> Work to be completed
The data that follows is to be copied exactly, with each image removed.
-------- Data extract --------
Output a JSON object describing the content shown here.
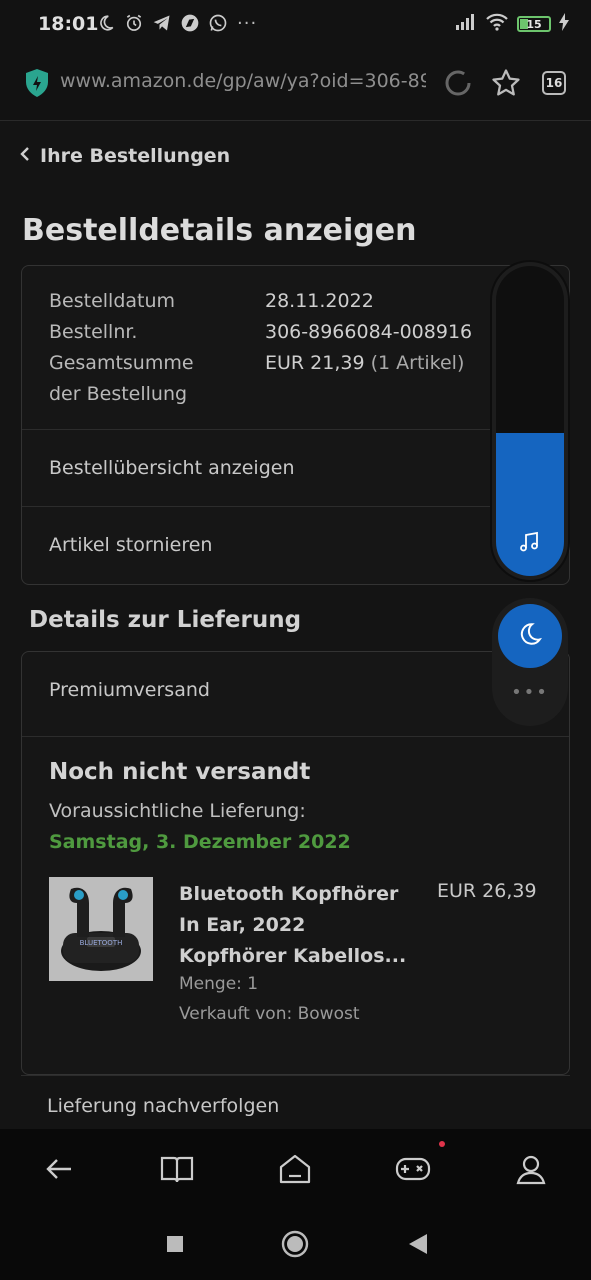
{
  "status_bar": {
    "time": "18:01",
    "more": "···",
    "battery": "15",
    "icons": [
      "moon-icon",
      "alarm-icon",
      "telegram-icon",
      "compass-icon",
      "whatsapp-icon",
      "signal-icon",
      "wifi-icon",
      "charging-icon"
    ]
  },
  "browser": {
    "url": "www.amazon.de/gp/aw/ya?oid=306-89",
    "tab_count": "16"
  },
  "page": {
    "back_label": "Ihre Bestellungen",
    "title": "Bestelldetails anzeigen"
  },
  "order": {
    "date_label": "Bestelldatum",
    "date_value": "28.11.2022",
    "number_label": "Bestellnr.",
    "number_value": "306-8966084-008916",
    "total_label_1": "Gesamtsumme",
    "total_label_2": "der Bestellung",
    "total_value": "EUR 21,39",
    "total_items": "(1 Artikel)",
    "summary_link": "Bestellübersicht anzeigen",
    "cancel_link": "Artikel stornieren"
  },
  "delivery": {
    "section_title": "Details zur Lieferung",
    "shipping_method": "Premiumversand",
    "status": "Noch nicht versandt",
    "eta_label": "Voraussichtliche Lieferung:",
    "eta_date": "Samstag, 3. Dezember 2022",
    "track_link": "Lieferung nachverfolgen"
  },
  "product": {
    "title_line1": "Bluetooth Kopfhörer",
    "title_line2": "In Ear, 2022",
    "title_line3": "Kopfhörer Kabellos...",
    "price": "EUR 26,39",
    "quantity": "Menge: 1",
    "seller": "Verkauft von: Bowost",
    "image_text": "BLUETOOTH"
  },
  "volume_overlay": {
    "level_fraction": 0.46,
    "accent": "#1565c0"
  },
  "colors": {
    "accent_green": "#4f9a3f",
    "accent_blue": "#1565c0",
    "battery_green": "#6dc56d"
  }
}
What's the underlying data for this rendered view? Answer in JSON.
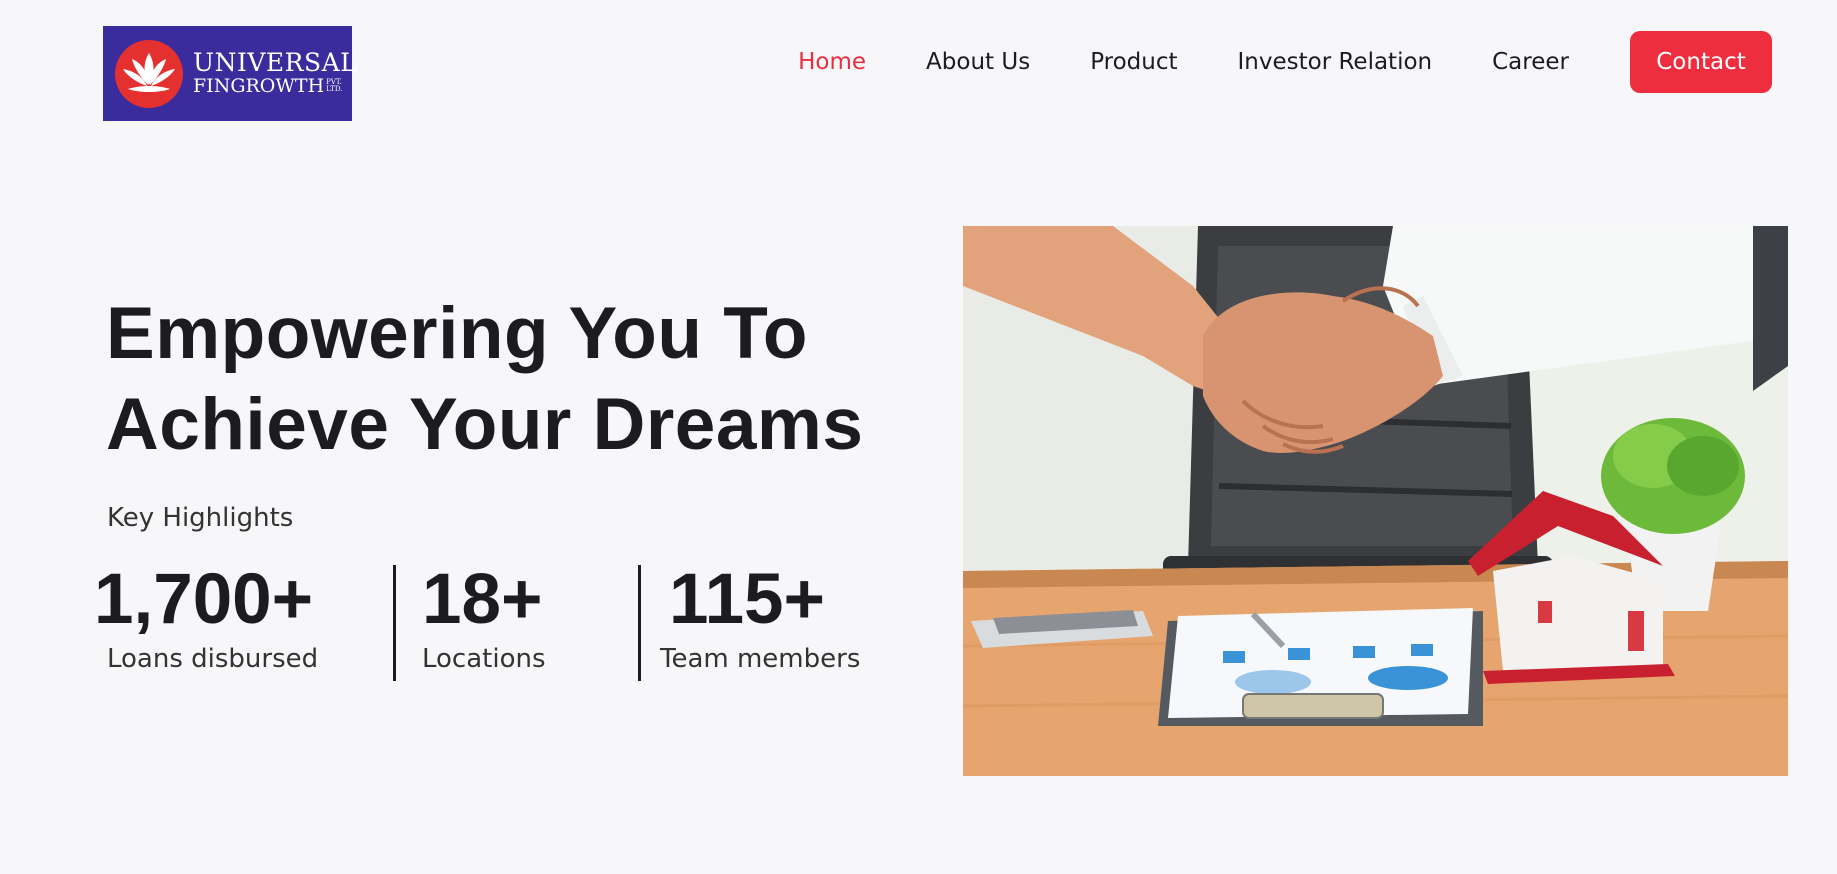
{
  "brand": {
    "name_line1": "UNIVERSAL",
    "name_line2": "FINGROWTH",
    "suffix_line1": "PVT.",
    "suffix_line2": "LTD.",
    "logo_bg": "#3a2c9c",
    "emblem_color": "#e53030",
    "emblem_icon": "lotus-icon"
  },
  "nav": {
    "items": [
      {
        "label": "Home",
        "active": true
      },
      {
        "label": "About Us",
        "active": false
      },
      {
        "label": "Product",
        "active": false
      },
      {
        "label": "Investor Relation",
        "active": false
      },
      {
        "label": "Career",
        "active": false
      }
    ],
    "contact_label": "Contact",
    "accent_color": "#ee2e3f"
  },
  "hero": {
    "title_line1": "Empowering You To",
    "title_line2": "Achieve Your Dreams",
    "highlights_label": "Key Highlights",
    "stats": [
      {
        "value": "1,700+",
        "label": "Loans disbursed"
      },
      {
        "value": "18+",
        "label": "Locations"
      },
      {
        "value": "115+",
        "label": "Team members"
      }
    ]
  }
}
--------
> Written answer
Output a JSON object describing the content shown here.
{
  "status_bar": {
    "time": "18:01",
    "more": "···",
    "battery": "15",
    "icons": [
      "moon-icon",
      "alarm-icon",
      "telegram-icon",
      "compass-icon",
      "whatsapp-icon",
      "signal-icon",
      "wifi-icon",
      "charging-icon"
    ]
  },
  "browser": {
    "url": "www.amazon.de/gp/aw/ya?oid=306-89",
    "tab_count": "16"
  },
  "page": {
    "back_label": "Ihre Bestellungen",
    "title": "Bestelldetails anzeigen"
  },
  "order": {
    "date_label": "Bestelldatum",
    "date_value": "28.11.2022",
    "number_label": "Bestellnr.",
    "number_value": "306-8966084-008916",
    "total_label_1": "Gesamtsumme",
    "total_label_2": "der Bestellung",
    "total_value": "EUR 21,39",
    "total_items": "(1 Artikel)",
    "summary_link": "Bestellübersicht anzeigen",
    "cancel_link": "Artikel stornieren"
  },
  "delivery": {
    "section_title": "Details zur Lieferung",
    "shipping_method": "Premiumversand",
    "status": "Noch nicht versandt",
    "eta_label": "Voraussichtliche Lieferung:",
    "eta_date": "Samstag, 3. Dezember 2022",
    "track_link": "Lieferung nachverfolgen"
  },
  "product": {
    "title_line1": "Bluetooth Kopfhörer",
    "title_line2": "In Ear, 2022",
    "title_line3": "Kopfhörer Kabellos...",
    "price": "EUR 26,39",
    "quantity": "Menge: 1",
    "seller": "Verkauft von: Bowost",
    "image_text": "BLUETOOTH"
  },
  "volume_overlay": {
    "level_fraction": 0.46,
    "accent": "#1565c0"
  },
  "colors": {
    "accent_green": "#4f9a3f",
    "accent_blue": "#1565c0",
    "battery_green": "#6dc56d"
  }
}
What's the underlying data for this rendered view? Answer in JSON.
{
  "brand": {
    "name_line1": "UNIVERSAL",
    "name_line2": "FINGROWTH",
    "suffix_line1": "PVT.",
    "suffix_line2": "LTD.",
    "logo_bg": "#3a2c9c",
    "emblem_color": "#e53030",
    "emblem_icon": "lotus-icon"
  },
  "nav": {
    "items": [
      {
        "label": "Home",
        "active": true
      },
      {
        "label": "About Us",
        "active": false
      },
      {
        "label": "Product",
        "active": false
      },
      {
        "label": "Investor Relation",
        "active": false
      },
      {
        "label": "Career",
        "active": false
      }
    ],
    "contact_label": "Contact",
    "accent_color": "#ee2e3f"
  },
  "hero": {
    "title_line1": "Empowering You To",
    "title_line2": "Achieve Your Dreams",
    "highlights_label": "Key Highlights",
    "stats": [
      {
        "value": "1,700+",
        "label": "Loans disbursed"
      },
      {
        "value": "18+",
        "label": "Locations"
      },
      {
        "value": "115+",
        "label": "Team members"
      }
    ]
  }
}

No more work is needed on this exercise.